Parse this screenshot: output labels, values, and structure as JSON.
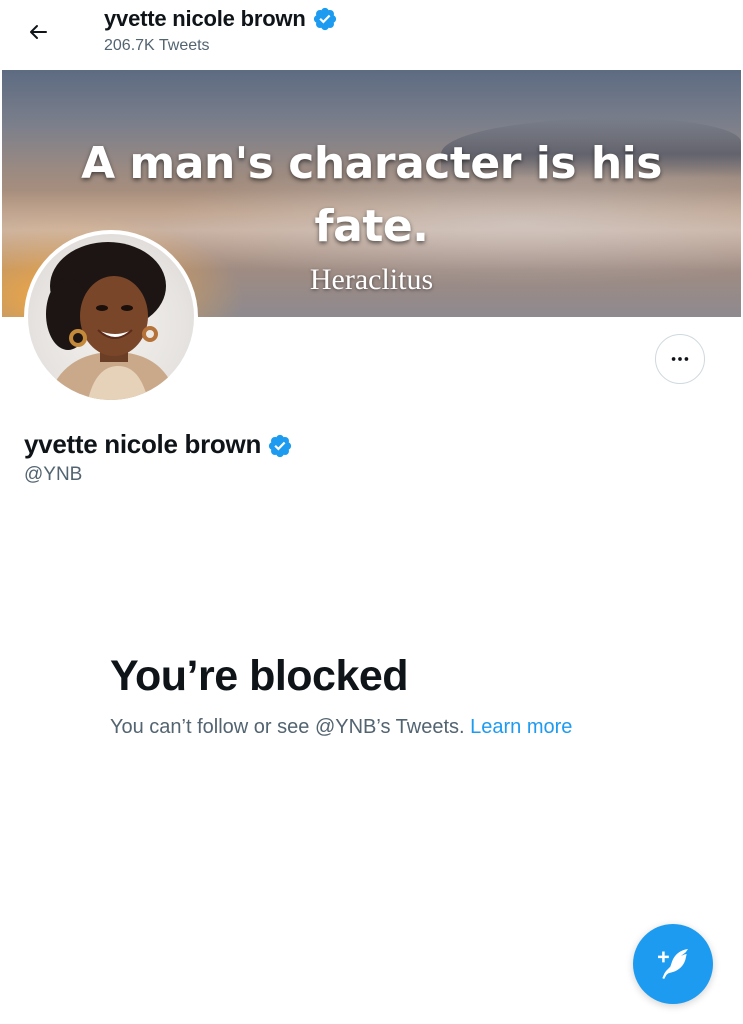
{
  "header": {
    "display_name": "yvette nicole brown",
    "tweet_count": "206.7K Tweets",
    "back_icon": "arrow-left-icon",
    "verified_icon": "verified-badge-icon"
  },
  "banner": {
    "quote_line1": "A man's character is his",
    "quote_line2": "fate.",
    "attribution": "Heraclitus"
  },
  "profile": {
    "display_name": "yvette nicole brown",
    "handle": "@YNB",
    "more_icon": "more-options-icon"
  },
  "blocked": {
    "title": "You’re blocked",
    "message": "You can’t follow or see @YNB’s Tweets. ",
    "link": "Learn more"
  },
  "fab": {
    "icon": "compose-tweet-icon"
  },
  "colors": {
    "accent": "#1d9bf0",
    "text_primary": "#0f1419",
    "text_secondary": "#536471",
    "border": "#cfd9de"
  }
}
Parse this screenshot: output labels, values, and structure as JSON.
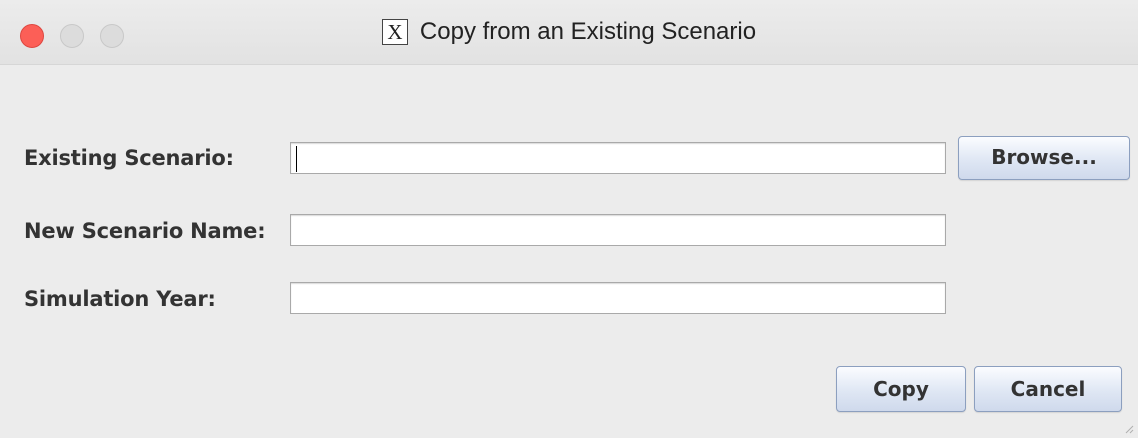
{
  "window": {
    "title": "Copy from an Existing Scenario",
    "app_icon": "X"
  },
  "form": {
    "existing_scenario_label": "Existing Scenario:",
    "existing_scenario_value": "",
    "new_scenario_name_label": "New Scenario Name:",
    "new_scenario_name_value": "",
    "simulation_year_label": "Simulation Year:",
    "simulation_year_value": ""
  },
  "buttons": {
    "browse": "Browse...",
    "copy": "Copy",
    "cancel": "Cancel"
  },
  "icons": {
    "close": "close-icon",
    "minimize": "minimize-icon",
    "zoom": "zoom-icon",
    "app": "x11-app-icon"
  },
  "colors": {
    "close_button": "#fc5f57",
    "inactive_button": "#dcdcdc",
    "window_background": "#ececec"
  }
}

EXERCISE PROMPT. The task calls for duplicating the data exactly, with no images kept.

YOUR SOLUTION.
Parse this screenshot: output labels, values, and structure as JSON.
{
  "header": {
    "display_name": "yvette nicole brown",
    "tweet_count": "206.7K Tweets",
    "back_icon": "arrow-left-icon",
    "verified_icon": "verified-badge-icon"
  },
  "banner": {
    "quote_line1": "A man's character is his",
    "quote_line2": "fate.",
    "attribution": "Heraclitus"
  },
  "profile": {
    "display_name": "yvette nicole brown",
    "handle": "@YNB",
    "more_icon": "more-options-icon"
  },
  "blocked": {
    "title": "You’re blocked",
    "message": "You can’t follow or see @YNB’s Tweets. ",
    "link": "Learn more"
  },
  "fab": {
    "icon": "compose-tweet-icon"
  },
  "colors": {
    "accent": "#1d9bf0",
    "text_primary": "#0f1419",
    "text_secondary": "#536471",
    "border": "#cfd9de"
  }
}
Parse this screenshot: output labels, values, and structure as JSON.
{
  "window": {
    "title": "Copy from an Existing Scenario",
    "app_icon": "X"
  },
  "form": {
    "existing_scenario_label": "Existing Scenario:",
    "existing_scenario_value": "",
    "new_scenario_name_label": "New Scenario Name:",
    "new_scenario_name_value": "",
    "simulation_year_label": "Simulation Year:",
    "simulation_year_value": ""
  },
  "buttons": {
    "browse": "Browse...",
    "copy": "Copy",
    "cancel": "Cancel"
  },
  "icons": {
    "close": "close-icon",
    "minimize": "minimize-icon",
    "zoom": "zoom-icon",
    "app": "x11-app-icon"
  },
  "colors": {
    "close_button": "#fc5f57",
    "inactive_button": "#dcdcdc",
    "window_background": "#ececec"
  }
}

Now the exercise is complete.